You fostered hatred of me, in him. He grew up narcissistic, violent, and angry; at your edict.
I grew up invisible.
I’m at the park finally. I collapse on the nearest bench, gulping air as I stare up at the sky, sweat pouring out of every pore.
I don’t want to be angry. My stupid therapist understands nothing. She says it’s necessary to grieve through the pain. But holy hell; this isn’t who I am. The intensity of the feelings. The overwhelming tide of emotions. The confusion of rage’s fist squeezing my heart. I’m the nice one. Doesn’t she see that? And this stuff is all ancient history. What does it have to do with now?
I can hear her voice in my head, ‘If you walk through the feelings, you will start to let go of the pain. Stop fighting the feelings.’
She thinks I’m still fighting.
Wait. Really? I’m still fighting?
I sit on the park bench, as the sweat dries on my body. My breathing slows, and I feel like someone just hit me with a brick upside the head.

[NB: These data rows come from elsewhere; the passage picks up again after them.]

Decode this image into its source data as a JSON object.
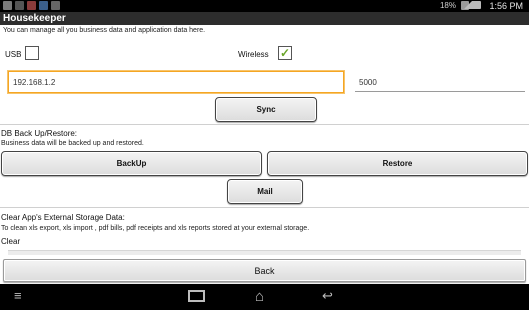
{
  "status_bar": {
    "battery_percent": "18%",
    "time": "1:56 PM"
  },
  "app": {
    "title": "Housekeeper",
    "intro": "You can manage all you business data and application data here."
  },
  "connection": {
    "usb_label": "USB",
    "usb_checked": false,
    "wireless_label": "Wireless",
    "wireless_checked": true,
    "ip_value": "192.168.1.2",
    "port_value": "5000",
    "sync_label": "Sync"
  },
  "backup": {
    "title": "DB Back Up/Restore:",
    "desc": "Business data will be backed up and restored.",
    "backup_label": "BackUp",
    "restore_label": "Restore",
    "mail_label": "Mail"
  },
  "clear": {
    "title": "Clear App's External Storage Data:",
    "desc": "To clean xls export, xls import , pdf bills, pdf receipts and  xls reports stored at your external storage.",
    "clear_label": "Clear"
  },
  "footer": {
    "back_label": "Back"
  },
  "icons": {
    "check": "✓",
    "menu": "menu-icon",
    "recent": "recent-apps-icon",
    "home": "home-icon",
    "nav_back": "back-icon"
  },
  "colors": {
    "accent_focus": "#f5a623",
    "wireless_check": "#6aa52a"
  }
}
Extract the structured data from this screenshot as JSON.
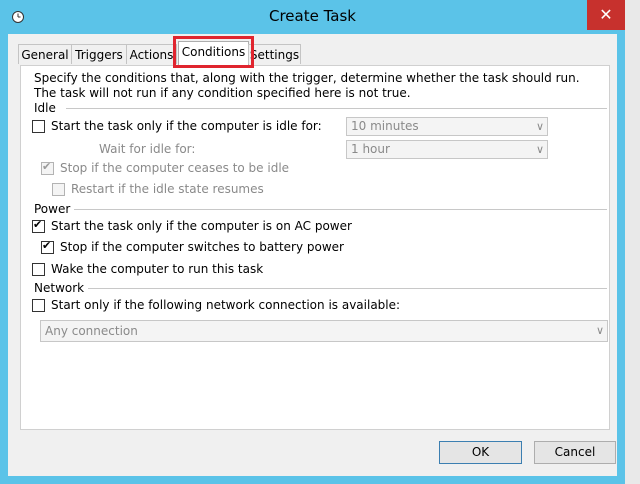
{
  "window": {
    "title": "Create Task",
    "close_glyph": "✕"
  },
  "tabs": [
    {
      "label": "General"
    },
    {
      "label": "Triggers"
    },
    {
      "label": "Actions"
    },
    {
      "label": "Conditions"
    },
    {
      "label": "Settings"
    }
  ],
  "selected_tab": "Conditions",
  "description": "Specify the conditions that, along with the trigger, determine whether the task should run.  The task will not run  if any condition specified here is not true.",
  "idle": {
    "heading": "Idle",
    "start_only_if_idle": {
      "label": "Start the task only if the computer is idle for:",
      "checked": false
    },
    "idle_for": {
      "value": "10 minutes"
    },
    "wait_label": "Wait for idle for:",
    "wait_for": {
      "value": "1 hour"
    },
    "stop_if_ceases": {
      "label": "Stop if the computer ceases to be idle",
      "checked": true,
      "enabled": false
    },
    "restart_if_resumes": {
      "label": "Restart if the idle state resumes",
      "checked": false,
      "enabled": false
    }
  },
  "power": {
    "heading": "Power",
    "ac_power": {
      "label": "Start the task only if the computer is on AC power",
      "checked": true
    },
    "battery": {
      "label": "Stop if the computer switches to battery power",
      "checked": true
    },
    "wake": {
      "label": "Wake the computer to run this task",
      "checked": false
    }
  },
  "network": {
    "heading": "Network",
    "only_if_network": {
      "label": "Start only if the following network connection is available:",
      "checked": false
    },
    "connection": {
      "value": "Any connection"
    }
  },
  "buttons": {
    "ok": "OK",
    "cancel": "Cancel"
  },
  "colors": {
    "titlebar": "#5bc3e8",
    "close": "#c7312d",
    "highlight": "#e0252f"
  }
}
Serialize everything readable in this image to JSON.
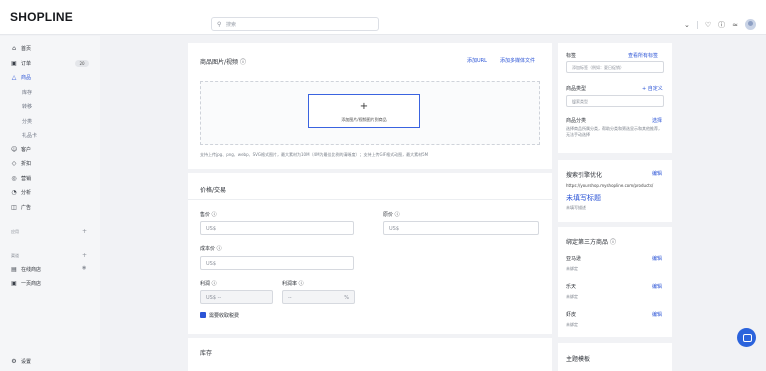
{
  "topbar": {
    "logo": "SHOPLINE",
    "search_placeholder": "搜索",
    "icons": [
      "chevron-down-icon",
      "bell-icon",
      "help-icon",
      "wifi-icon",
      "avatar"
    ]
  },
  "sidebar": {
    "items": [
      {
        "label": "首页",
        "icon": "home-icon"
      },
      {
        "label": "订单",
        "icon": "order-icon",
        "badge": "20"
      },
      {
        "label": "商品",
        "icon": "bag-icon",
        "active": true
      },
      {
        "label": "客户",
        "icon": "user-icon"
      },
      {
        "label": "折扣",
        "icon": "tag-icon"
      },
      {
        "label": "营销",
        "icon": "target-icon"
      },
      {
        "label": "分析",
        "icon": "chart-icon"
      },
      {
        "label": "广告",
        "icon": "ad-icon"
      }
    ],
    "product_sub": [
      "库存",
      "转移",
      "分类",
      "礼品卡"
    ],
    "section_apps": "应用",
    "section_channels": "渠道",
    "channels": [
      {
        "label": "在线商店",
        "icon": "store-icon"
      },
      {
        "label": "一页商店",
        "icon": "page-store-icon"
      }
    ],
    "settings": "设置"
  },
  "media": {
    "title": "商品图片/视频",
    "add_url": "添加URL",
    "add_multimedia": "添加多媒体文件",
    "upload_label": "添加图片/视频图片到商品",
    "hint": "支持上传jpg、png、webp、SVG格式图片，最大素材为10M（4M为最佳比例的清晰度）；支持上传GIF格式动图，最大素材5M"
  },
  "pricing": {
    "title": "价格/交易",
    "price_label": "售价",
    "price_ph": "US$",
    "compare_label": "原价",
    "compare_ph": "US$",
    "cost_label": "成本价",
    "cost_ph": "US$",
    "profit_label": "利润",
    "profit_ph": "US$ --",
    "margin_label": "利润率",
    "margin_ph": "--",
    "margin_unit": "%",
    "tax_label": "需要收取税费"
  },
  "inventory": {
    "title": "库存"
  },
  "right": {
    "tags_title": "标签",
    "tags_link": "查看所有标签",
    "tags_ph": "添加标签（例如：夏日促销）",
    "type_title": "商品类型",
    "type_link": "+ 自定义",
    "type_ph": "搜索类型",
    "category_title": "商品分类",
    "category_link": "选择",
    "category_desc": "选择商品所属分类，帮助分类和筛选显示和其他推荐，无法手动选择",
    "seo_title": "搜索引擎优化",
    "seo_link": "编辑",
    "seo_url": "https://yourshop.myshopline.com/products/",
    "seo_headline": "未填写标题",
    "seo_desc": "未填写描述",
    "third_party_title": "绑定第三方商品",
    "third_party": [
      {
        "name": "亚马逊",
        "status": "未绑定",
        "action": "编辑"
      },
      {
        "name": "乐天",
        "status": "未绑定",
        "action": "编辑"
      },
      {
        "name": "虾皮",
        "status": "未绑定",
        "action": "编辑"
      }
    ],
    "theme_title": "主题模板"
  },
  "colors": {
    "accent": "#2b54d6",
    "fab": "#2b63dc"
  }
}
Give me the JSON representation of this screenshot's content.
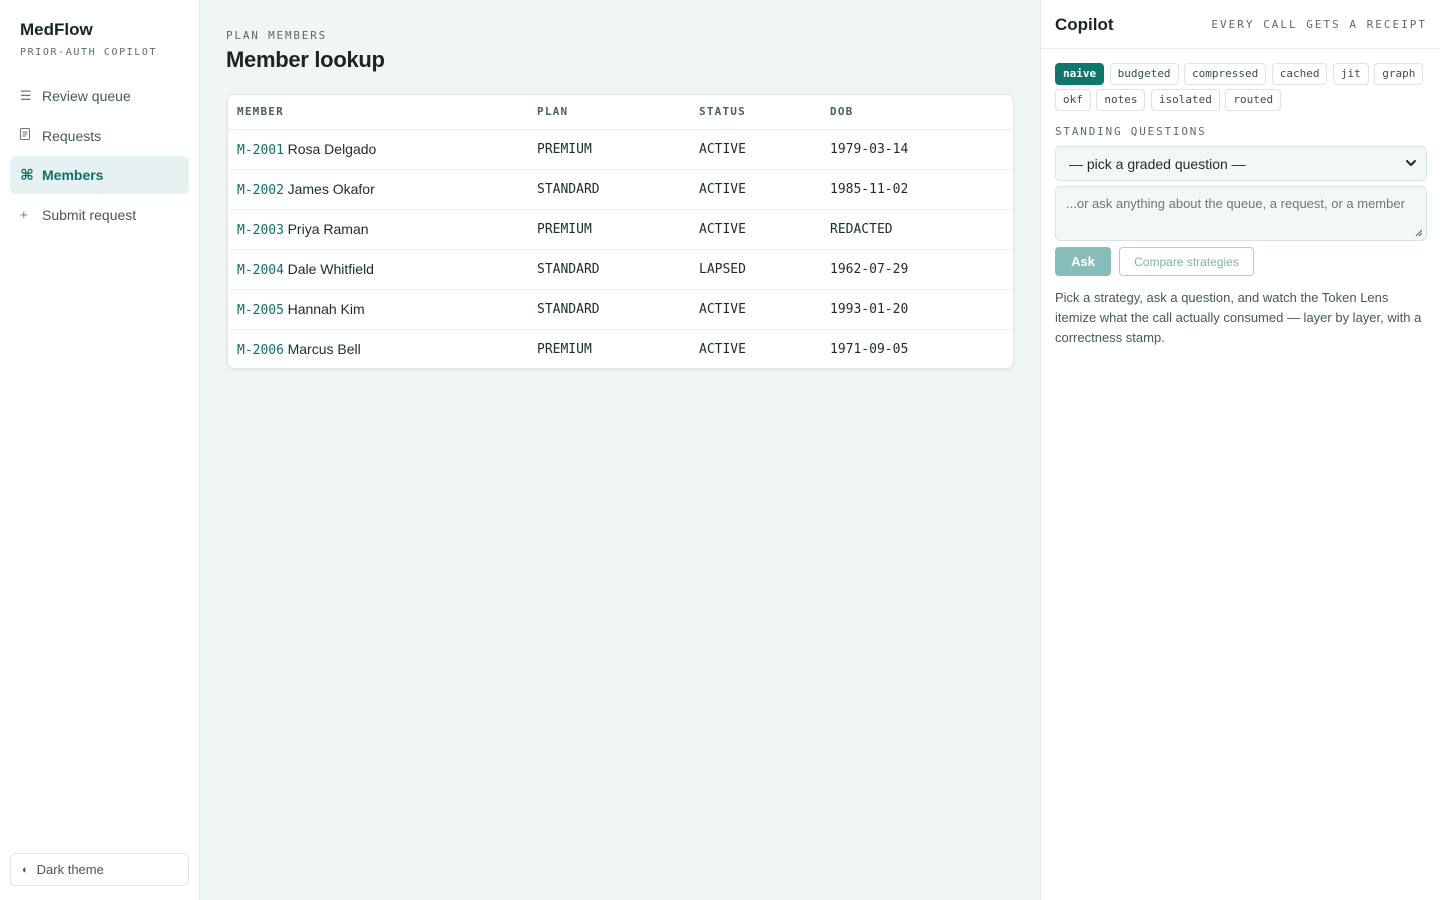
{
  "brand": {
    "title": "MedFlow",
    "subtitle": "PRIOR-AUTH COPILOT"
  },
  "sidebar": {
    "items": [
      {
        "label": "Review queue",
        "icon": "list-icon"
      },
      {
        "label": "Requests",
        "icon": "document-icon"
      },
      {
        "label": "Members",
        "icon": "command-icon",
        "active": true
      },
      {
        "label": "Submit request",
        "icon": "plus-icon"
      }
    ],
    "theme_toggle": "Dark theme"
  },
  "main": {
    "eyebrow": "PLAN MEMBERS",
    "title": "Member lookup",
    "columns": [
      "MEMBER",
      "PLAN",
      "STATUS",
      "DOB"
    ],
    "rows": [
      {
        "id": "M-2001",
        "name": "Rosa Delgado",
        "plan": "PREMIUM",
        "status": "ACTIVE",
        "dob": "1979-03-14"
      },
      {
        "id": "M-2002",
        "name": "James Okafor",
        "plan": "STANDARD",
        "status": "ACTIVE",
        "dob": "1985-11-02"
      },
      {
        "id": "M-2003",
        "name": "Priya Raman",
        "plan": "PREMIUM",
        "status": "ACTIVE",
        "dob": "REDACTED"
      },
      {
        "id": "M-2004",
        "name": "Dale Whitfield",
        "plan": "STANDARD",
        "status": "LAPSED",
        "dob": "1962-07-29"
      },
      {
        "id": "M-2005",
        "name": "Hannah Kim",
        "plan": "STANDARD",
        "status": "ACTIVE",
        "dob": "1993-01-20"
      },
      {
        "id": "M-2006",
        "name": "Marcus Bell",
        "plan": "PREMIUM",
        "status": "ACTIVE",
        "dob": "1971-09-05"
      }
    ]
  },
  "copilot": {
    "title": "Copilot",
    "tagline": "EVERY CALL GETS A RECEIPT",
    "strategies": [
      "naive",
      "budgeted",
      "compressed",
      "cached",
      "jit",
      "graph",
      "okf",
      "notes",
      "isolated",
      "routed"
    ],
    "active_strategy": "naive",
    "standing_label": "STANDING QUESTIONS",
    "select_value": "— pick a graded question —",
    "ask_placeholder": "...or ask anything about the queue, a request, or a member",
    "ask_label": "Ask",
    "compare_label": "Compare strategies",
    "help_text": "Pick a strategy, ask a question, and watch the Token Lens itemize what the call actually consumed — layer by layer, with a correctness stamp."
  },
  "colors": {
    "accent": "#0f766e",
    "accent_light": "#e6f2f1",
    "background": "#f1f5f5"
  }
}
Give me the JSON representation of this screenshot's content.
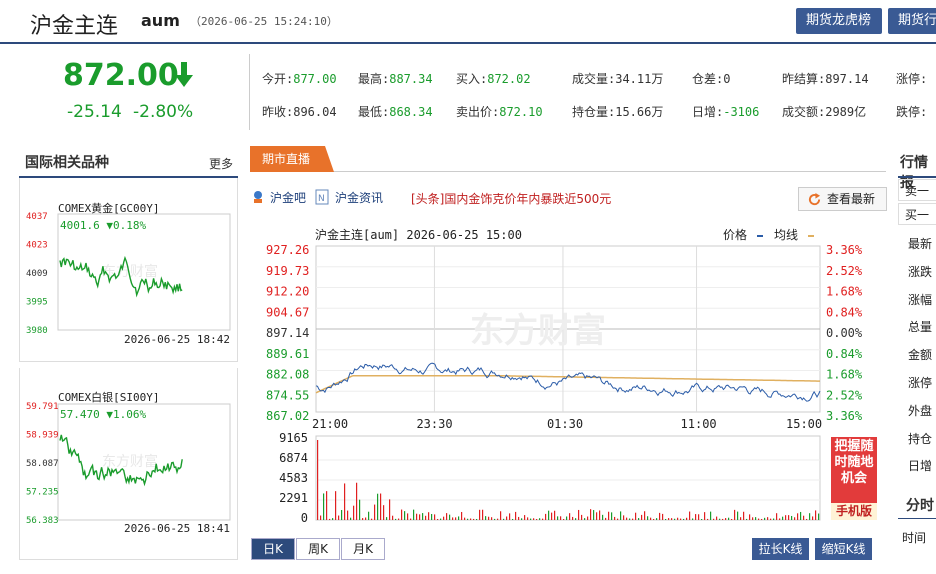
{
  "header": {
    "title": "沪金主连",
    "code": "aum",
    "datetime": "（2026-06-25 15:24:10）",
    "buttons": [
      "期货龙虎榜",
      "期货行"
    ]
  },
  "quote": {
    "price": "872.00",
    "change": "-25.14",
    "change_pct": "-2.80%",
    "stats_row1": [
      {
        "label": "今开:",
        "value": "877.00",
        "color": "green"
      },
      {
        "label": "最高:",
        "value": "887.34",
        "color": "green"
      },
      {
        "label": "买入:",
        "value": "872.02",
        "color": "green"
      },
      {
        "label": "成交量:",
        "value": "34.11万",
        "color": "black"
      },
      {
        "label": "仓差:",
        "value": "0",
        "color": "black"
      },
      {
        "label": "昨结算:",
        "value": "897.14",
        "color": "black"
      },
      {
        "label": "涨停:",
        "value": "",
        "color": "black"
      }
    ],
    "stats_row2": [
      {
        "label": "昨收:",
        "value": "896.04",
        "color": "black"
      },
      {
        "label": "最低:",
        "value": "868.34",
        "color": "green"
      },
      {
        "label": "卖出价:",
        "value": "872.10",
        "color": "green"
      },
      {
        "label": "持仓量:",
        "value": "15.66万",
        "color": "black"
      },
      {
        "label": "日增:",
        "value": "-3106",
        "color": "green"
      },
      {
        "label": "成交额:",
        "value": "2989亿",
        "color": "black"
      },
      {
        "label": "跌停:",
        "value": "",
        "color": "black"
      }
    ]
  },
  "left_panel": {
    "title": "国际相关品种",
    "more": "更多",
    "gold": {
      "name": "COMEX黄金[GC00Y]",
      "value": "4001.6 ▼0.18%",
      "yticks": [
        "4037",
        "4023",
        "4009",
        "3995",
        "3980"
      ],
      "date": "2026-06-25  18:42"
    },
    "silver": {
      "name": "COMEX白银[SI00Y]",
      "value": "57.470 ▼1.06%",
      "yticks": [
        "59.791",
        "58.939",
        "58.087",
        "57.235",
        "56.383"
      ],
      "date": "2026-06-25  18:41"
    }
  },
  "live": {
    "tab": "期市直播",
    "link1": "沪金吧",
    "link2": "沪金资讯",
    "news": "[头条]国内金饰克价年内暴跌近500元",
    "refresh": "查看最新"
  },
  "chart": {
    "title": "沪金主连[aum] 2026-06-25 15:00",
    "legend_price": "价格",
    "legend_avg": "均线",
    "watermark": "东方财富",
    "price_ticks": [
      "927.26",
      "919.73",
      "912.20",
      "904.67",
      "897.14",
      "889.61",
      "882.08",
      "874.55",
      "867.02"
    ],
    "pct_ticks": [
      "3.36%",
      "2.52%",
      "1.68%",
      "0.84%",
      "0.00%",
      "0.84%",
      "1.68%",
      "2.52%",
      "3.36%"
    ],
    "x_ticks": [
      "21:00",
      "23:30",
      "01:30",
      "11:00",
      "15:00"
    ],
    "vol_ticks": [
      "9165",
      "6874",
      "4583",
      "2291",
      "0"
    ],
    "colors": {
      "price": "#2b5ca8",
      "avg": "#e0b060",
      "up": "#e02020",
      "down": "#1a9c2c"
    }
  },
  "ad": {
    "text": "把握随时随地机会",
    "footer": "手机版"
  },
  "ktabs": [
    "日K",
    "周K",
    "月K"
  ],
  "kbuttons": [
    "拉长K线",
    "缩短K线"
  ],
  "right_panel": {
    "title": "行情报",
    "tabs": [
      "卖一",
      "买一"
    ],
    "items": [
      "最新",
      "涨跌",
      "涨幅",
      "总量",
      "金额",
      "涨停",
      "外盘",
      "持仓",
      "日增"
    ],
    "fenshi_title": "分时",
    "time_label": "时间"
  }
}
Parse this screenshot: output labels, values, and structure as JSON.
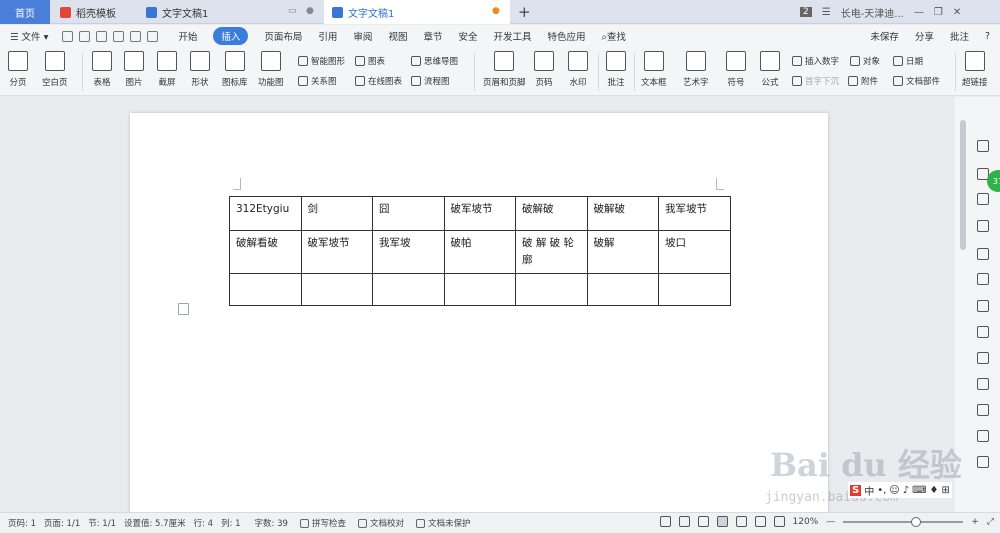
{
  "tabs": {
    "home": "首页",
    "template": "稻壳模板",
    "doc1": "文字文稿1",
    "doc2": "文字文稿1"
  },
  "window": {
    "badge": "2",
    "user": "长电-天津迪..."
  },
  "menu": {
    "file": "文件",
    "items": [
      "开始",
      "插入",
      "页面布局",
      "引用",
      "审阅",
      "视图",
      "章节",
      "安全",
      "开发工具",
      "特色应用"
    ],
    "active_index": 1,
    "search": "查找",
    "unsaved": "未保存",
    "share": "分享",
    "comment": "批注",
    "help": "?"
  },
  "ribbon": {
    "page_break": "分页",
    "blank_page": "空白页",
    "table": "表格",
    "picture": "图片",
    "screenshot": "截屏",
    "shape": "形状",
    "icon_lib": "图标库",
    "func_chart": "功能图",
    "smart_shape": "智能图形",
    "chart": "图表",
    "mind_map": "思维导图",
    "relation": "关系图",
    "online_chart": "在线图表",
    "flowchart": "流程图",
    "header_footer": "页眉和页脚",
    "page_num": "页码",
    "watermark": "水印",
    "annotate": "批注",
    "textbox": "文本框",
    "wordart": "艺术字",
    "symbol": "符号",
    "formula": "公式",
    "insert_number": "插入数字",
    "object": "对象",
    "date": "日期",
    "drop_cap": "首字下沉",
    "attachment": "附件",
    "doc_parts": "文档部件",
    "hyperlink": "超链接"
  },
  "table": {
    "rows": [
      [
        "312Etygiu",
        "剑",
        "囧",
        "破军坡节",
        "破解破",
        "破解破",
        "我军坡节"
      ],
      [
        "破解看破",
        "破军坡节",
        "我军坡",
        "破帕",
        "破 解 破 轮 廓",
        "破解",
        "坡口"
      ],
      [
        "",
        "",
        "",
        "",
        "",
        "",
        ""
      ]
    ]
  },
  "sidebar": {
    "badge": "37"
  },
  "watermark": {
    "logo": "Bai du 经验",
    "url": "jingyan.baidu.com"
  },
  "ime": {
    "s": "S",
    "lang": "中"
  },
  "status": {
    "page": "页码: 1",
    "pages": "页面: 1/1",
    "section": "节: 1/1",
    "setting": "设置值: 5.7厘米",
    "row": "行: 4",
    "col": "列: 1",
    "wordcount": "字数: 39",
    "spell": "拼写检查",
    "proof": "文档校对",
    "protect": "文档未保护",
    "zoom": "120%"
  }
}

Stop fighting the feelings.
I feel very small. Insignificant and fragile. So. Much. Pain. My heart feels carved out. Hollowed and transparent. Tears well and fall in rivulets; mixing with drying sweat. Out of nowhere comes another thought:
What do I need right now?
Me? I need to be in the fetal position under my bed. I need a hug. I need someone to tell me it will be okay. I need to feel like my anger is justifiable. I need a drink. I need a shower. I need chocolate. I just need.
I needed my Mom to love me.
And there it was. I needed her to love me. I was so bad though. How could she love someone who was so wrong? I mean, everything about me was wrong. She made sure I knew every detail of how wrong. Some days I felt like I was wrong for consuming oxygen.
I thought about my own children. How hard I’d worked to not repeat any of the shit my Mom did. Knowing we all fail in some way as parents. But I thought I was doing pretty okay there. They were both loving and kind. Curious and bubbly. Innocent from the kind of pain I had endured.
How anyone could hurt them, the way I had been hurt, was so far beyond my bandwidth of comprehension it was ludicrous. They were joy personified. Such beautiful gifts; I reveled in them.
Wait. I was probably those things too…? And yet, she hurt me over and over.
*Sigh. My brain is tired. Maybe this is enough ‘feeling’ for tonight; I think to myself as I shuffle home.
Feeling the feelings, not fighting them. Leaning into the anger and the pain. Awareness and grief flow through me. Acceptance of the pain rising to the surface.
To not judge myself? Yesterday, it would not have occurred to me. Today, I gently probe the thought with curiosity. No lights, sparkly banners, or fireworks. Just raw acceptance. Is this what happens after you walk through the feelings?
Hmmm…damn therapist was right again.
© Jennifer Kindera LLC,2019. All Rights Reserved.